*** Opening The data ***

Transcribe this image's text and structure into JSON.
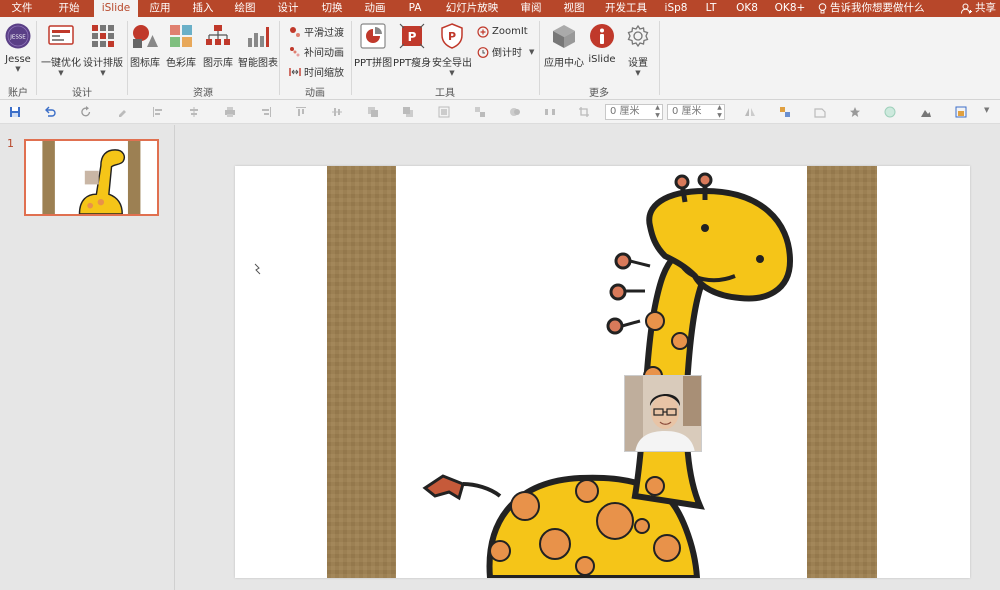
{
  "tabs": [
    "文件",
    "开始",
    "iSlide",
    "应用",
    "插入",
    "绘图",
    "设计",
    "切换",
    "动画",
    "PA",
    "幻灯片放映",
    "审阅",
    "视图",
    "开发工具",
    "iSp8",
    "LT",
    "OK8",
    "OK8+"
  ],
  "active_tab": "iSlide",
  "tell_me": "告诉我你想要做什么",
  "share": "共享",
  "ribbon": {
    "account": {
      "label": "Jesse",
      "avatar_text": "JESSE",
      "group": "账户"
    },
    "design": {
      "btn1": "一键优化",
      "btn2": "设计排版",
      "group": "设计"
    },
    "resources": {
      "btn1": "图标库",
      "btn2": "色彩库",
      "btn3": "图示库",
      "btn4": "智能图表",
      "group": "资源"
    },
    "animation": {
      "btn1": "平滑过渡",
      "btn2": "补间动画",
      "btn3": "时间缩放",
      "group": "动画"
    },
    "tools": {
      "btn1": "PPT拼图",
      "btn2": "PPT瘦身",
      "btn3": "安全导出",
      "btn4": "ZoomIt",
      "btn5": "倒计时",
      "group": "工具"
    },
    "more": {
      "btn1": "应用中心",
      "btn2": "iSlide",
      "btn3": "设置",
      "group": "更多"
    }
  },
  "qat": {
    "width_value": "0 厘米",
    "height_value": "0 厘米"
  },
  "slides": {
    "current_number": "1"
  },
  "colors": {
    "accent": "#b7472a",
    "ribbon_bg": "#f3f3f3",
    "giraffe_yellow": "#f5c518",
    "spot_orange": "#e8924a"
  }
}
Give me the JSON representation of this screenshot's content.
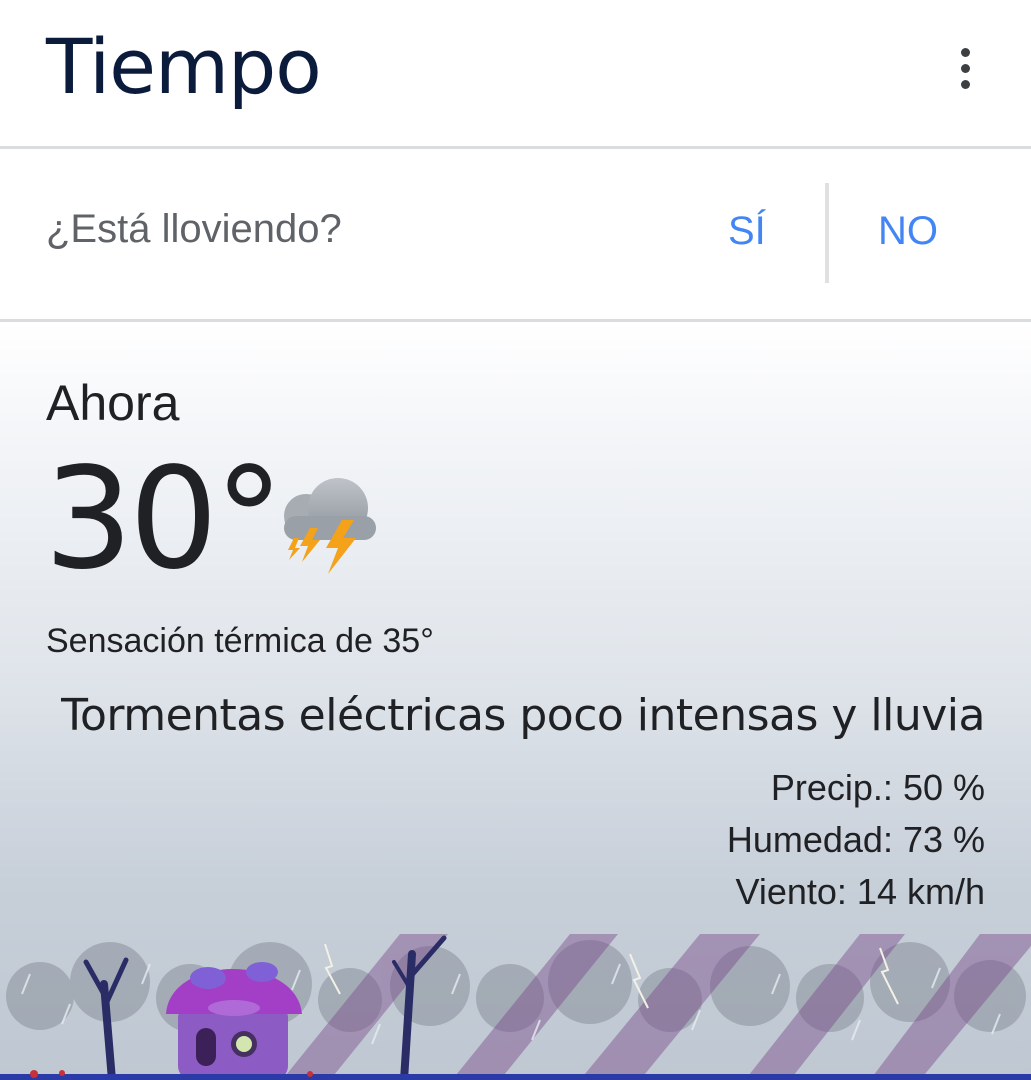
{
  "header": {
    "title": "Tiempo",
    "menu_icon": "more-vertical-icon"
  },
  "rain_question": {
    "text": "¿Está lloviendo?",
    "yes_label": "SÍ",
    "no_label": "NO"
  },
  "current": {
    "label": "Ahora",
    "temperature": "30°",
    "condition_icon": "thunderstorm-icon",
    "feels_like": "Sensación térmica de 35°",
    "condition": "Tormentas eléctricas poco intensas y lluvia",
    "precip": "Precip.: 50 %",
    "humidity": "Humedad: 73 %",
    "wind": "Viento: 14 km/h"
  },
  "colors": {
    "title": "#0b1b3c",
    "accent": "#4285f4",
    "text": "#202124",
    "muted": "#5f6368",
    "divider": "#dadce0",
    "bolt": "#f4a21a",
    "mushroom": "#9b3fc0",
    "ground": "#2a3ba8"
  }
}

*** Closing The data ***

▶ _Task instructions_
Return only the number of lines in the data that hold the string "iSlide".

▶ _Answer area_
3